### Work task
Copy each of the records exactly.

### Data about app and page elements
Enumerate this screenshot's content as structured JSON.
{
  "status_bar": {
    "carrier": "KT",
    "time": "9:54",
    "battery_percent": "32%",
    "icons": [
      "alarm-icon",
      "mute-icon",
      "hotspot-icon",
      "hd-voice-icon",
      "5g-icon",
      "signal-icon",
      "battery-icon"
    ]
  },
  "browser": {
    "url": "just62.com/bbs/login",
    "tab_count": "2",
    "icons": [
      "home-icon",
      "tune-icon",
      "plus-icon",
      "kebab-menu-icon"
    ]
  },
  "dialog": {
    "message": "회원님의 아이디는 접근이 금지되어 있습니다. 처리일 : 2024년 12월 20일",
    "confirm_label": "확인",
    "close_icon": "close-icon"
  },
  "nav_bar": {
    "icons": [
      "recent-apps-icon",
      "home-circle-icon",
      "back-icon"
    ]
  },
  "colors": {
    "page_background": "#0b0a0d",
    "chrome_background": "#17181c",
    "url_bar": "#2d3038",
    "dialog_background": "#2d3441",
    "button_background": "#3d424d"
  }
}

### Answer to this exercise
Enumerate this screenshot's content as structured JSON.
{
  "status_bar": {
    "carrier": "KT",
    "time": "9:54",
    "battery_percent": "32%",
    "icons": [
      "alarm-icon",
      "mute-icon",
      "hotspot-icon",
      "hd-voice-icon",
      "5g-icon",
      "signal-icon",
      "battery-icon"
    ]
  },
  "browser": {
    "url": "just62.com/bbs/login",
    "tab_count": "2",
    "icons": [
      "home-icon",
      "tune-icon",
      "plus-icon",
      "kebab-menu-icon"
    ]
  },
  "dialog": {
    "message": "회원님의 아이디는 접근이 금지되어 있습니다. 처리일 : 2024년 12월 20일",
    "confirm_label": "확인",
    "close_icon": "close-icon"
  },
  "nav_bar": {
    "icons": [
      "recent-apps-icon",
      "home-circle-icon",
      "back-icon"
    ]
  },
  "colors": {
    "page_background": "#0b0a0d",
    "chrome_background": "#17181c",
    "url_bar": "#2d3038",
    "dialog_background": "#2d3441",
    "button_background": "#3d424d"
  }
}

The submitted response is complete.